=== MATERIAL PROVIDED ===

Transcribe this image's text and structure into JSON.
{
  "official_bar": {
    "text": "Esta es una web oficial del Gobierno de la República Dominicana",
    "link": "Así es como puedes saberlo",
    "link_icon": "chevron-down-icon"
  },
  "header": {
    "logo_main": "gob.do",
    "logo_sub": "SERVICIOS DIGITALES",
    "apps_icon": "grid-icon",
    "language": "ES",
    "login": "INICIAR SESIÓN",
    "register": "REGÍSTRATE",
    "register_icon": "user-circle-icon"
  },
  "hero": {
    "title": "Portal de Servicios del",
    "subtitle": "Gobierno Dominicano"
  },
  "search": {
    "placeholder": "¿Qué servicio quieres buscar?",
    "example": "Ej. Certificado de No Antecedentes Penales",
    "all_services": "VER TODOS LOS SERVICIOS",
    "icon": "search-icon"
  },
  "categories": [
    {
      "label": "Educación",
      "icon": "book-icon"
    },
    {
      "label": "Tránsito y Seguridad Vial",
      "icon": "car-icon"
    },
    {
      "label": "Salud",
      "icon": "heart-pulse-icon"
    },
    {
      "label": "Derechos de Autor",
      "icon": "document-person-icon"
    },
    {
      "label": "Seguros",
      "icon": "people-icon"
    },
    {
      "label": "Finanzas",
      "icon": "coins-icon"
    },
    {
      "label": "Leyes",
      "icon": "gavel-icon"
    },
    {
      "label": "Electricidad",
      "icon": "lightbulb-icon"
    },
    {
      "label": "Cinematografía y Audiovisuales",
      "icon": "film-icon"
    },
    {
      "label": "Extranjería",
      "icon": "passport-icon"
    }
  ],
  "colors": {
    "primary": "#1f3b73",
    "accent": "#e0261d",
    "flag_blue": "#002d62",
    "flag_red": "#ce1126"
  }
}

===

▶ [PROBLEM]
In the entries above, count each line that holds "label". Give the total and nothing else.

▶ [SOLUTION TO THIS EXERCISE]
10